State regulators suspended the company’s permit after issuing 45 workplace and safety citations since 2012. This year alone, CHP cited Irvine Auto Towing for violations that include driving unregistered trucks, towing cars without safety restraints, and hiring drivers who did not have a valid driver's license.
- SCROLL DOWN TO SEE A TIMELINE OF VIOLATIONS
ROGUES ON THE ROAD
Bob Berry with Berry Brothers Towing in Oakland told NBC Bay Area that Irvine Auto Towing has a reputation in the industry for cutting corners.
“This company has obviously ignored the rules,” Berry told NBC Bay Area. “It surprises me that they have been able to operate for as long as they have.”
Berry says he and other companies have called CHP several times throughout the years to complain about what he calls illegal business practices which allow them to operate cheaply, and dangerously.
“There is just no other way to put it. It is so unfortunate they were in that situation and this woman was killed because of it,” Berry said. “It’s shocking that the highway patrol did not shut them down.”
UNDER THE RADAR
While Irvine Auto Towing has a long list of violations, all of those penalties occurred in Southern California.

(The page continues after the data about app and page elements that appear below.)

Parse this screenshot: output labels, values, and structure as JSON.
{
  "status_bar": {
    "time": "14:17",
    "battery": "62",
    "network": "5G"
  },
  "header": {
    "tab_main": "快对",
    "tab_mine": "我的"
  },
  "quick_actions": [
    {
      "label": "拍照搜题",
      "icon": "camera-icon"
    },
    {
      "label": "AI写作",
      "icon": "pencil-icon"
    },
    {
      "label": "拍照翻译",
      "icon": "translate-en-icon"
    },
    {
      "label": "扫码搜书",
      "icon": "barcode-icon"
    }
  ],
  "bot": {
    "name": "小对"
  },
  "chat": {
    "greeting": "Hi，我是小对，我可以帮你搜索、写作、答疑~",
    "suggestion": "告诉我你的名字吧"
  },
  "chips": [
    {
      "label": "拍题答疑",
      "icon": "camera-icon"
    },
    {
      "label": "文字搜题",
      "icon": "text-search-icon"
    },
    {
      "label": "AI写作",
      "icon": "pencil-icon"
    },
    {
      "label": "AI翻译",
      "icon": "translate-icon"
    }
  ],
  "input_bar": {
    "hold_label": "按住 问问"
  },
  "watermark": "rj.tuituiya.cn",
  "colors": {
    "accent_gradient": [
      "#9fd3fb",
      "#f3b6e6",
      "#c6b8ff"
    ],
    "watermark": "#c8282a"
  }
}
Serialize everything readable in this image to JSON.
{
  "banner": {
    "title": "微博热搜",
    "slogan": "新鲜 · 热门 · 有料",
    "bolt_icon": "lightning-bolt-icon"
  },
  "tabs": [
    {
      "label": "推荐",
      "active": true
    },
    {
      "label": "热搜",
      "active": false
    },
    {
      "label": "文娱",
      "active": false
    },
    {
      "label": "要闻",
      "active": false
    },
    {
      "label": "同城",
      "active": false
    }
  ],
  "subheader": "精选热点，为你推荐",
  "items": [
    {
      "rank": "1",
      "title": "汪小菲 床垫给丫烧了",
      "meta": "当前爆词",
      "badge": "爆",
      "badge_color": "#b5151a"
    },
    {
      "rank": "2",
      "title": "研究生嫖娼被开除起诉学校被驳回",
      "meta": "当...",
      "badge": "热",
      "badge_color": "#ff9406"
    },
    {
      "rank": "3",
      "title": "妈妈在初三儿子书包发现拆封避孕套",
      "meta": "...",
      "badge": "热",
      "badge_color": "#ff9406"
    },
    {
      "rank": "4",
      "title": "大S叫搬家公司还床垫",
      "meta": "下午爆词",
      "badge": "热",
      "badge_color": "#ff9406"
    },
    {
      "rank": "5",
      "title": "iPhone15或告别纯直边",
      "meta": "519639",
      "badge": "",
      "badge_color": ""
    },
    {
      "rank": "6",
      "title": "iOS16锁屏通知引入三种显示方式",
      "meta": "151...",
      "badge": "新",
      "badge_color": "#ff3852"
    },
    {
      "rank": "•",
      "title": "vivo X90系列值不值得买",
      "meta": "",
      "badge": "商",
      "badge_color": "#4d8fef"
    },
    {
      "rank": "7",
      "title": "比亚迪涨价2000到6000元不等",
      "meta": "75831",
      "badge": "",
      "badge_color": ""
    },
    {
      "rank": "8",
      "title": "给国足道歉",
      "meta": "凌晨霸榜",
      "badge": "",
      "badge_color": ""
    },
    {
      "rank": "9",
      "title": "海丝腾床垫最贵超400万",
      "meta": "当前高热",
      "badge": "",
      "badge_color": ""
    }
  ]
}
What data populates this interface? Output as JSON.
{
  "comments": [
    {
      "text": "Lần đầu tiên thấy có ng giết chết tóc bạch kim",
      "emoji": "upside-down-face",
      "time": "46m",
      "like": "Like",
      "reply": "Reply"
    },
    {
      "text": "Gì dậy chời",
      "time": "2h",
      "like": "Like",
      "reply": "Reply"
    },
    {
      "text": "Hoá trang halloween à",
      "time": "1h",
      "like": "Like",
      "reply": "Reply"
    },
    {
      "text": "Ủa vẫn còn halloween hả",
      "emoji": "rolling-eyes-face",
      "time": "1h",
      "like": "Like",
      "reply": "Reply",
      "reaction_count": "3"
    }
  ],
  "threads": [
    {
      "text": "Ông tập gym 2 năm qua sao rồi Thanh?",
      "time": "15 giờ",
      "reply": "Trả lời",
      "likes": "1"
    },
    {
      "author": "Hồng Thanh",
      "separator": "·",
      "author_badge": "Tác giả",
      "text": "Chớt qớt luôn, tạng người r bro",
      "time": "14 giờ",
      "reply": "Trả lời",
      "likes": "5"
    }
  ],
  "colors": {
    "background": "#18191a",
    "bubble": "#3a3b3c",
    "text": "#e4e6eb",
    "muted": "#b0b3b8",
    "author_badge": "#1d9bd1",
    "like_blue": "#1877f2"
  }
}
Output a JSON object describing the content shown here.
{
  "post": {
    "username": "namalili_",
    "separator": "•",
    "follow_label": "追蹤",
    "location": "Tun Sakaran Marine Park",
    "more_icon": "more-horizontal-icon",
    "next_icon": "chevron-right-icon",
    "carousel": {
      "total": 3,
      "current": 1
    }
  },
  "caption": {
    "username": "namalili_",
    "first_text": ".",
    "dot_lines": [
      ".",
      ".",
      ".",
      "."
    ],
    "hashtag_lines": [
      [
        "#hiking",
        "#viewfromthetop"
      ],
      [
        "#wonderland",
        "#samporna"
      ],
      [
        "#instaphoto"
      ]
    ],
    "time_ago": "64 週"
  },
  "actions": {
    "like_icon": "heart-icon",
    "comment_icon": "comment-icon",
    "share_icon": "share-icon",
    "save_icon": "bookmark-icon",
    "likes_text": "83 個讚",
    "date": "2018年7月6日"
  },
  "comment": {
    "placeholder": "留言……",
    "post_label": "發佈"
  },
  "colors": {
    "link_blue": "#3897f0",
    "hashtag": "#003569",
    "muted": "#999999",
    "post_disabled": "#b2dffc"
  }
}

Here in the Bay Area, the company has managed to avoid scrutiny from law enforcement, operating under the names Stride, Pride, and Modestow.
CHP Officer Mark Fisher works in the commercial enforcement unit and helps the agency regulate roughly 6.7 million commercial vehicles registered to operate on California highways.
Officer Fisher told NBC Bay Area that his officers were unaware the company was operating out of Oakland with a suspended permit.
“It's a sad incident that happened. It should never have happened,” Fisher said.
NBC Bay Area asked Officer Fisher what agency is responsible for shutting down illegal operators.
“Our motor carrier unit would go in and do an inspection on them. And they are the ones that would let them know that they should cease operations until they're up to satisfactory,” Fisher explained. However, that process did not occur following Preciado’s death.
After NBC Bay Area inquired about the Irvine Auto tow yard in Oakland – CHP officers inspected the yard Monday, and issued an unsatisfactory rating. The company has 120 days to fix problems or it can be shut down. CHP has not issued any citations for the company, which was observed still towing cars Monday afternoon.
After several attempts to reach management, NBC Bay Area visited Irvine Auto Towing’s truck yard in Oakland to ask about the company’s safety record.
A driver confirmed that the company is still open for business and claimed he was unaware they are operating on a suspended permit.
“I know nothing about that,” the driver said.